### DATASET RECORDS

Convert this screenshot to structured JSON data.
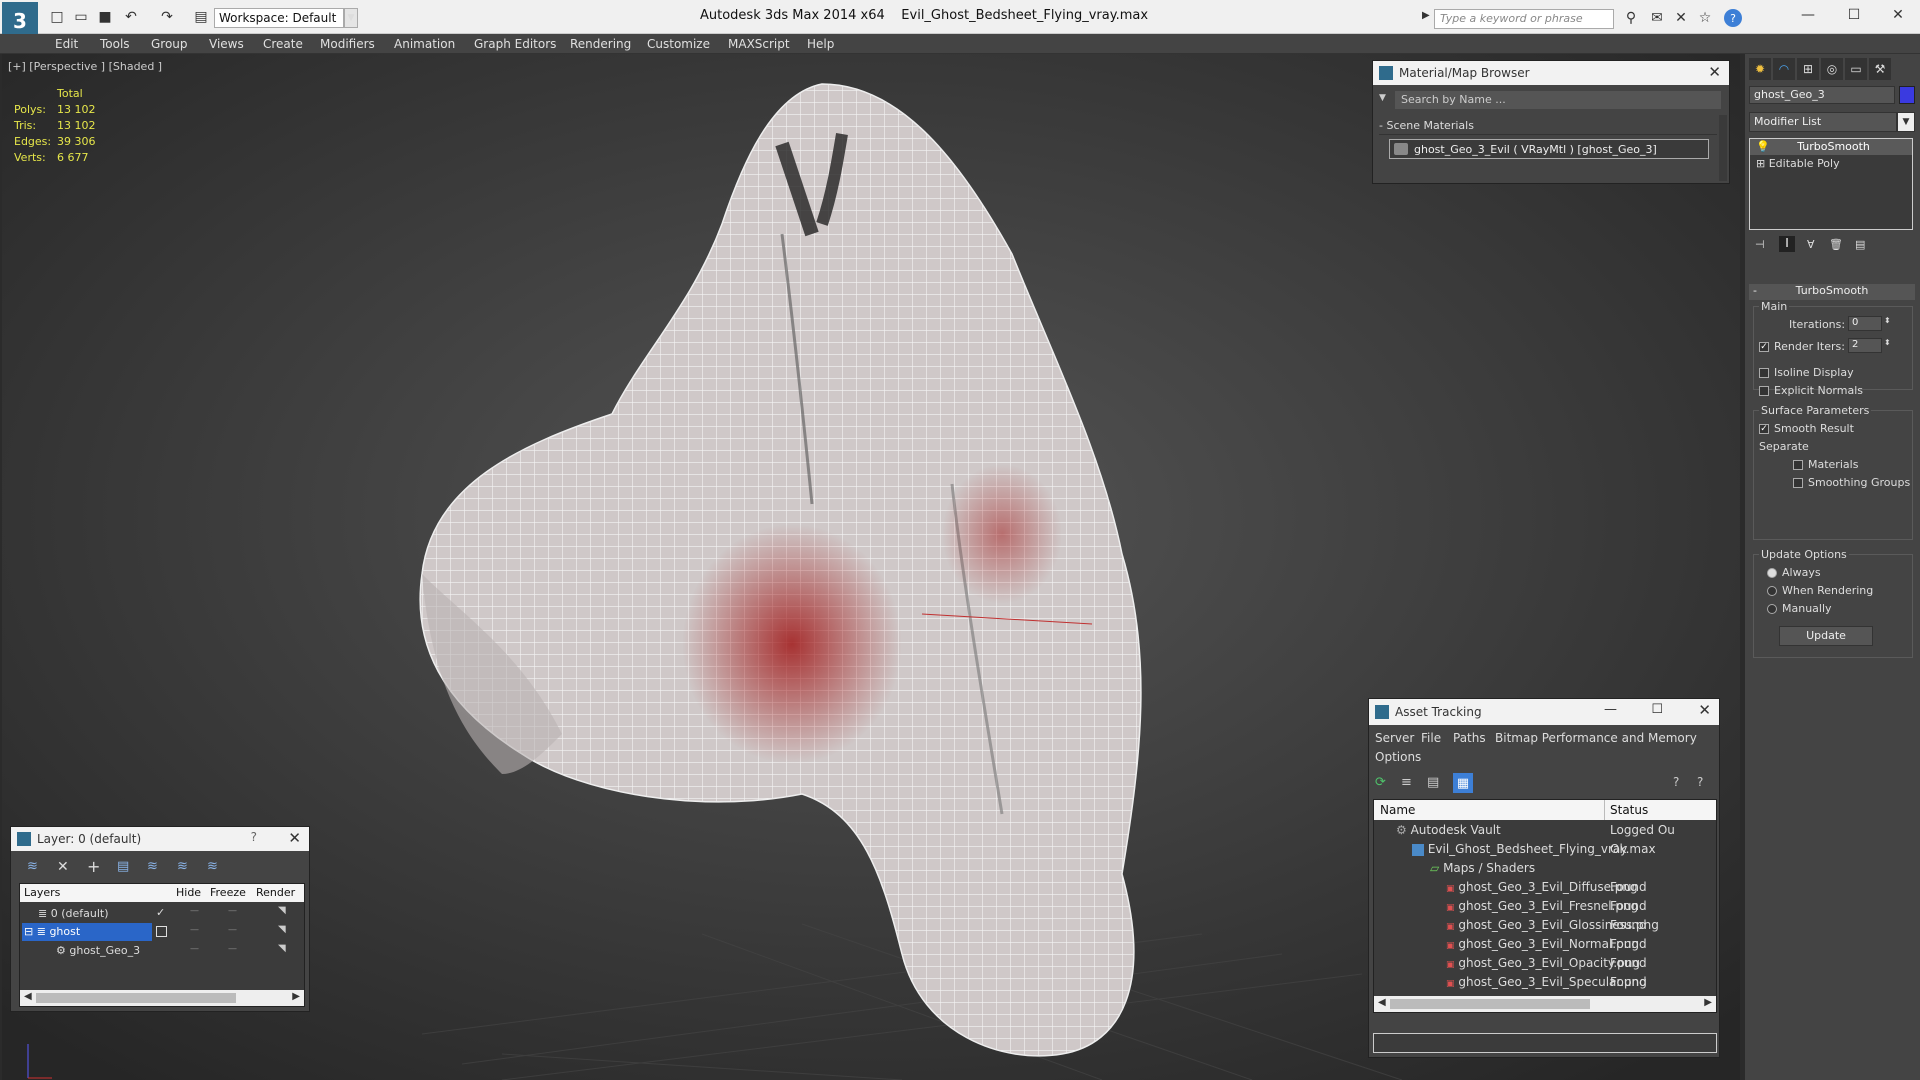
{
  "app": {
    "title": "Autodesk 3ds Max  2014 x64",
    "file": "Evil_Ghost_Bedsheet_Flying_vray.max",
    "workspace": "Workspace: Default",
    "keyword_placeholder": "Type a keyword or phrase"
  },
  "menu": [
    "Edit",
    "Tools",
    "Group",
    "Views",
    "Create",
    "Modifiers",
    "Animation",
    "Graph Editors",
    "Rendering",
    "Customize",
    "MAXScript",
    "Help"
  ],
  "viewport": {
    "label": "[+] [Perspective ] [Shaded ]",
    "stats_header": "Total",
    "stats": [
      {
        "label": "Polys:",
        "value": "13 102"
      },
      {
        "label": "Tris:",
        "value": "13 102"
      },
      {
        "label": "Edges:",
        "value": "39 306"
      },
      {
        "label": "Verts:",
        "value": "6 677"
      }
    ]
  },
  "material_browser": {
    "title": "Material/Map Browser",
    "search_placeholder": "Search by Name ...",
    "section": "Scene Materials",
    "item": "ghost_Geo_3_Evil  ( VRayMtl ) [ghost_Geo_3]"
  },
  "asset_tracking": {
    "title": "Asset Tracking",
    "menu": [
      "Server",
      "File",
      "Paths",
      "Bitmap Performance and Memory",
      "Options"
    ],
    "columns": [
      "Name",
      "Status"
    ],
    "rows": [
      {
        "name": "Autodesk Vault",
        "status": "Logged Ou"
      },
      {
        "name": "Evil_Ghost_Bedsheet_Flying_vray.max",
        "status": "Ok"
      },
      {
        "name": "Maps / Shaders",
        "status": ""
      },
      {
        "name": "ghost_Geo_3_Evil_Diffuse.png",
        "status": "Found"
      },
      {
        "name": "ghost_Geo_3_Evil_Fresnel.png",
        "status": "Found"
      },
      {
        "name": "ghost_Geo_3_Evil_Glossiness.png",
        "status": "Found"
      },
      {
        "name": "ghost_Geo_3_Evil_Normal.png",
        "status": "Found"
      },
      {
        "name": "ghost_Geo_3_Evil_Opacity.png",
        "status": "Found"
      },
      {
        "name": "ghost_Geo_3_Evil_Specular.png",
        "status": "Found"
      }
    ]
  },
  "layer_panel": {
    "title": "Layer: 0 (default)",
    "help": "?",
    "columns": [
      "Layers",
      "Hide",
      "Freeze",
      "Render"
    ],
    "rows": [
      {
        "name": "0 (default)"
      },
      {
        "name": "ghost"
      },
      {
        "name": "ghost_Geo_3"
      }
    ]
  },
  "command_panel": {
    "object_name": "ghost_Geo_3",
    "modifier_list": "Modifier List",
    "stack": [
      "TurboSmooth",
      "Editable Poly"
    ],
    "rollout_title": "TurboSmooth",
    "main_label": "Main",
    "iterations_label": "Iterations:",
    "iterations_value": "0",
    "render_iters_label": "Render Iters:",
    "render_iters_value": "2",
    "isoline": "Isoline Display",
    "explicit": "Explicit Normals",
    "surface_label": "Surface Parameters",
    "smooth_result": "Smooth Result",
    "separate_label": "Separate",
    "materials": "Materials",
    "smoothing_groups": "Smoothing Groups",
    "update_label": "Update Options",
    "always": "Always",
    "when_rendering": "When Rendering",
    "manually": "Manually",
    "update_button": "Update"
  },
  "colors": {
    "accent": "#3d7fd6",
    "selection": "#2a66c8",
    "stats_text": "#e6e64a"
  }
}
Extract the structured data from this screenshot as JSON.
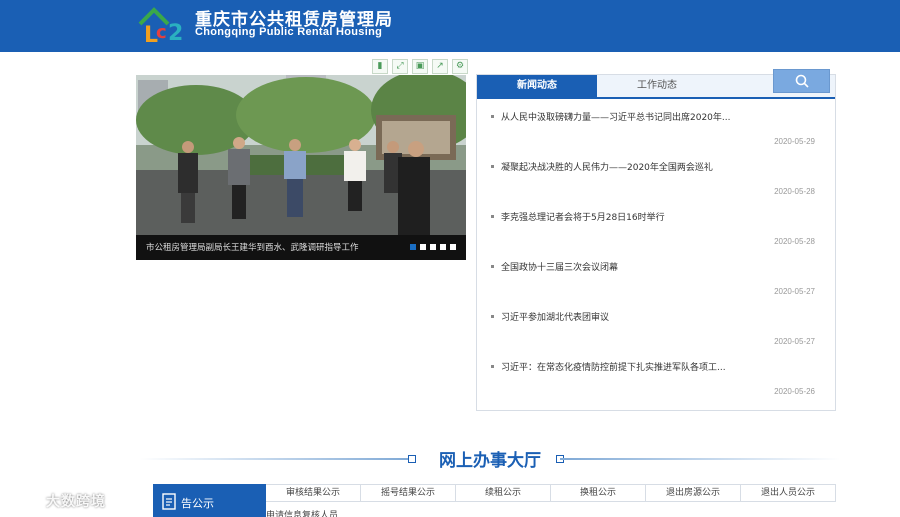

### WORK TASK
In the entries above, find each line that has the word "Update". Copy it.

### REPLY
    "update_label": "Update Options",
    "update_button": "Update"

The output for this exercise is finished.